The TRA found the disputant's focus clearly changed after 24 July 2008 and its time, effort and resources moved from advancing settlement of the purchase of the Land to getting out of the Agreement and recovering the deposit and costs incurred. The TRA did not accept that there was any temporary cessation of business by the disputant after 24 July or that the disputant had any expectation of resuming its business of property development following the High Court proceedings between the disputant and the Vendor.
The TRA dismissed the disputant's alternative argument that it ceased being in business after the cancellation of the Project Rights Agreement in December 2011 or on the expiry of the resource consent. It recognised that the disputant's business was that of property development and not one of selling resource consents.
Land held on revenue account
The disputant also argued that the Land was acquired for the purpose of resale and was therefore held on revenue account. It contended that any gains derived by the disputant would have been taxable under ss CB1, CB3, CB6 or CB7 of the Income Tax Act 2007 ("ITA"). Taxable profit could have been derived from the sale of its equitable interest in the Land, the sale of the Land, damages awarded in the High Court proceeding or from the sale of the resource consent and plans.
The disputant went on to argue that, accordingly, any expenses incurred are on revenue account and deductible under s DA1(1)(a) of the ITA. This would include at :
- a payment made by the disputant to escape an onerous agreement; or
- a loss of the disposal of equitable rights in and to the land; or
- a payment of damages.

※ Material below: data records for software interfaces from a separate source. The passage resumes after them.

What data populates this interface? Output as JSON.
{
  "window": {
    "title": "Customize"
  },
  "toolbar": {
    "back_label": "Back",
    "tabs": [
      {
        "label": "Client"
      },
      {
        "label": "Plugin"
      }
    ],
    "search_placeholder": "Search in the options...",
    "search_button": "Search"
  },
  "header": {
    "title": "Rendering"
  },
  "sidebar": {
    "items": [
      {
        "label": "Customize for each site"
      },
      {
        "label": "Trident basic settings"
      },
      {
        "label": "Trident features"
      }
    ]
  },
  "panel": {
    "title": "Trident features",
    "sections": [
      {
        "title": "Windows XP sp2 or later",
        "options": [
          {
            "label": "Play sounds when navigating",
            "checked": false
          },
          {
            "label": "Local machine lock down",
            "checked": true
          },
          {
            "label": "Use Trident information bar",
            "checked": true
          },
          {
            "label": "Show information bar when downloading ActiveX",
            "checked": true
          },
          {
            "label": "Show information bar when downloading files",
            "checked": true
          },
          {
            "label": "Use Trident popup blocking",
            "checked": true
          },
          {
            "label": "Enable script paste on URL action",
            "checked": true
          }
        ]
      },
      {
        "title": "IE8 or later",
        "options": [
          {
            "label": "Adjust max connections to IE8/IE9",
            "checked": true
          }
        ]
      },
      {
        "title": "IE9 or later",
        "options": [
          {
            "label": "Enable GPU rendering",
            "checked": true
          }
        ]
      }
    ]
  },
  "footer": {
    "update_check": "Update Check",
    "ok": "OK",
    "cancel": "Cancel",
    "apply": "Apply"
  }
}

The TRA did not consider there to be sufficient nexus between the expenses claimed and any income-earning process undertaken by the disputant. It found that the disputant's payment was to escape the onerous contract after the business had ceased. Furthermore, the only income the disputant earned after 24 July 2008 was interest on the deposit paid. The TRA agreed with the Commissioner that there was no nexus between the disputant's deriving or earning its interest income and the expenditure incurred to extract itself from the Agreement.
The TRA found no income was derived from disposing of the land and therefore s CB6 of the ITA did not apply.
Finally, the TRA did not accept the disputant's argument that payment of damages is an "occupational hazard for property developers" and is therefore an "expected expense".
Expenses incurred before business ceased
The disputant argued that as it paid the deposit of $1,942,655 on 1 June 2007, the loss related to the forfeiture of part of the deposit was an expense to which the disputant had been legally committed from that date (being at a time when the disputant was in business) as were some of the legal fees.
The TRA dismissed this argument, finding there was not sufficient nexus under s DA1(1)(a) of the ITA for two reasons. First, the legal fees were incurred by the disputant trying to get out of the property development project. Second, the settlement sum paid to the Vendor was a negotiated amount paid from the deposit monies held by the disputant's lawyer as stakeholder rather than payment of the deposit.
Section CG4 of the Income Tax Act 2007
At the end of the hearing on 6 August 2014, Mr Carruthers, for the disputant, made oral submissions on the possible application of s CG4 of the ITA. The TRA found that this was a new proposition of law and no explanation has been provided as to why this was not included in its statement of position, meaning it did not need to consider it.
However, the TRA considered the argument and found the disputant was not able to claim a deduction for its legal fees in reliance on s CG4 as the disputant was not in the business of civil litigation, and as such, there was no nexus.
The TRA determined that this case involved the application of established principles and did not raise any novel points of law. In its view, the disputant's claim for deductions for the expenditure incurred in the 2011 income tax year did not have any prospect of being close to a 50% chance of success. Accordingly, the disputant failed to meet the standard of being "about as likely as not to be correct" and is liable for an unacceptable tax position shortfall penalty.
Tax Administration Act 1994, Income Tax Act 2007, Resource Management Act 1990